1826 to 1829

The voyage of Duhaut-Cilly was a commercial enterprise which originated in a peculiar manner. A Frenchman named Rives accompanied the suite of King Liholiho, or Kamehameha II, from Hawaii to London in 1824 in the position of interpreter. When the king and his queen both died from measles, Rives remained in London, where he tried to interest business men in a commercial expedition to the Hawaiian Islands. The English turned the proposition down, so Rives went to Paris, where his family lived. The Messrs. Javal, bankers, and Martin and Jacques Laffitte, businessmen, became interested and acquired a 370-ton ship at Bordeaux which they named the Héros. The command of the expedition was given to Captain A. Duhaut-Cilly.
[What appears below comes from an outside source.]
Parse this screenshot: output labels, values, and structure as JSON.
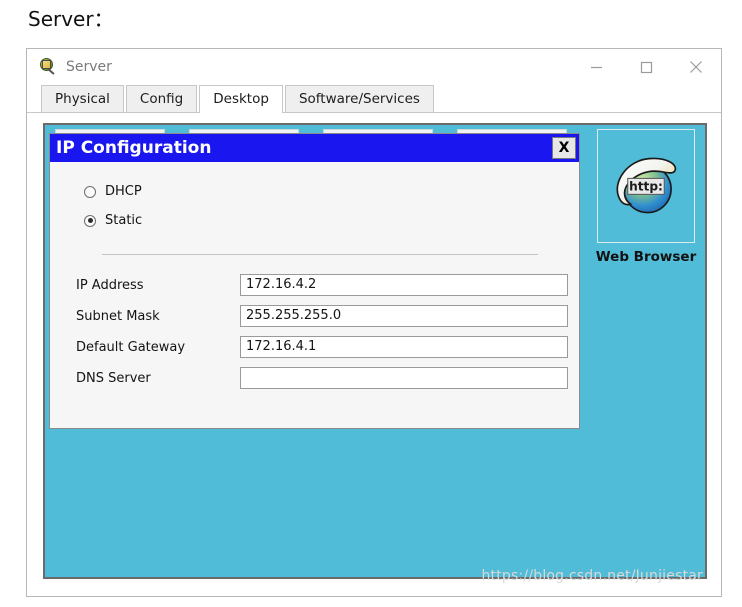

The Minister of Marine promised to supply scientific instruments for the expedition, but they failed to materialize.

The Héros sailed from Havre on April 10, 1826, and went round Cape Horn, to arrive at California in October 1826. The rest of the year and January page 85to October 1827 were spent in California and along the coast of Mexico. November and December and January and February of 1828 were spent at Peruvian ports. March to May were spent in the Galapagos Islands, and June to September back on the California coast. During July, Rives, probably realizing the failure of the expedition as a commercial enterprise, disappeared.

On September 27, 1828, the Héros sailed from California for Oahu in the Hawaiian Islands and anchored at Anaroura (Honolulu). Duhaut-Cilly, who met the King, Taméha-meha (Kamehameha) III and the regent Boki, had various observations to make on the Sandwich Islands. The Héros sailed for Canton on November 15 and reached Macao on December 25.

In 1829 the months of January and February were spent at Macao-Canton and, on March 26, the Héros sailed for Java on the way home via the Cape of Good Hope. She arrived at Havre on July 19, 1829, after having made a tour round the world during which little of interest was added to Polynesian history beyond what emanated from the short stay in Hawaii.